▸ WHAT YOU HAVE TO DO
Every line in the data below that has the word "time" should be returned.

▸ SUPPLIED MATERIAL
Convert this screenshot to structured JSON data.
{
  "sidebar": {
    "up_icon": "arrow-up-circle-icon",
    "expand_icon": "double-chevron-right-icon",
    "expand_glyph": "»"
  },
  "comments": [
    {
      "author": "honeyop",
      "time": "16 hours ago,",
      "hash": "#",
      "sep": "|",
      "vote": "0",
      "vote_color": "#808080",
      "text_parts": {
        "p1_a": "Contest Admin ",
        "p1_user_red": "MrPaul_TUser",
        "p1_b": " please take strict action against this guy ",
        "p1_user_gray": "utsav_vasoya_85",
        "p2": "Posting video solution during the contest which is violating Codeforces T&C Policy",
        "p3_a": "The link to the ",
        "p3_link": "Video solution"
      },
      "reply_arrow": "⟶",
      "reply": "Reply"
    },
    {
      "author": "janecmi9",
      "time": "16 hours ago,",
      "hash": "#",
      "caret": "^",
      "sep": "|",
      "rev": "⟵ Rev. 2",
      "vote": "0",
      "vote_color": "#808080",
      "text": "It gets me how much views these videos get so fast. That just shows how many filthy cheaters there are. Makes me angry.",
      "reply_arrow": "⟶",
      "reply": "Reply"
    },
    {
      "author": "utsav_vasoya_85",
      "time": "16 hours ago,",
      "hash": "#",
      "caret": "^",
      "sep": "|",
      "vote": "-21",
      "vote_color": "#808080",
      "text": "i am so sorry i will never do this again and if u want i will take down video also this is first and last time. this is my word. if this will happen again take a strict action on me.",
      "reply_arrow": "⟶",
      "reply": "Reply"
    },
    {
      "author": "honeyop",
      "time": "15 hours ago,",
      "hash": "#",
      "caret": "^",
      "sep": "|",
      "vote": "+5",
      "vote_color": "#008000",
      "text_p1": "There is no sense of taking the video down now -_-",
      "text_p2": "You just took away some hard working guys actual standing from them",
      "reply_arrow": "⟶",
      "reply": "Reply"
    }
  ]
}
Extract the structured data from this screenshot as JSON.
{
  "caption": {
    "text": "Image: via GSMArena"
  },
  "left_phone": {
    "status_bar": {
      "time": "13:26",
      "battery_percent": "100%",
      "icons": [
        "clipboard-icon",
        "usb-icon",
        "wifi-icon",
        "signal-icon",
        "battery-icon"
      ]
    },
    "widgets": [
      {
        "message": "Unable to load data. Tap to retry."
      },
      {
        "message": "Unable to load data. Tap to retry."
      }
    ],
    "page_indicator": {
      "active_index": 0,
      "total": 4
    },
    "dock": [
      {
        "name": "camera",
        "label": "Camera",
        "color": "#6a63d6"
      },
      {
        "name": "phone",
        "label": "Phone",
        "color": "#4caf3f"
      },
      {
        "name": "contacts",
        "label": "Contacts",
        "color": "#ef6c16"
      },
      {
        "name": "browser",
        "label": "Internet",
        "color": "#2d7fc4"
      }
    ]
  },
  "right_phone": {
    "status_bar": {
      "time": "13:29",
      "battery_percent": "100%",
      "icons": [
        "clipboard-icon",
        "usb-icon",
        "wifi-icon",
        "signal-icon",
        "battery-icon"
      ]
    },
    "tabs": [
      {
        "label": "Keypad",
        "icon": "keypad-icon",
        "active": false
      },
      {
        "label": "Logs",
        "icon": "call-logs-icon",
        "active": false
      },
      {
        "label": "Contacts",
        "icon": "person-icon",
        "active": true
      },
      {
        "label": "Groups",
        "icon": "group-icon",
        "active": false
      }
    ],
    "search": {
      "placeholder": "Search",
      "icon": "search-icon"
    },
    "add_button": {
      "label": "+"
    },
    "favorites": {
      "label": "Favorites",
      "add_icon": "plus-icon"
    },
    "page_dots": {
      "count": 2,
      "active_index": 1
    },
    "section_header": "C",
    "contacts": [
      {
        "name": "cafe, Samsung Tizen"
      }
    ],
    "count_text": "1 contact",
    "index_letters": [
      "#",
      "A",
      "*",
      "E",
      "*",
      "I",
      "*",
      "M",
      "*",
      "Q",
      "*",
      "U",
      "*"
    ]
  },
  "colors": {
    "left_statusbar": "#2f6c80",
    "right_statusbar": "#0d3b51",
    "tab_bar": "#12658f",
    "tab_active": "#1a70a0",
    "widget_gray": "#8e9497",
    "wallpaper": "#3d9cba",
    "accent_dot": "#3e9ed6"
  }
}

▸ WRITTEN RESPONSE
      "time": "16 hours ago,",
      "time": "16 hours ago,",
      "time": "16 hours ago,",
      "text": "i am so sorry i will never do this again and if u want i will take down video also this is first and last time. this is my word. if this will happen again take a strict action on me.",
      "time": "15 hours ago,",
      "time": "13:26",
      "time": "13:29",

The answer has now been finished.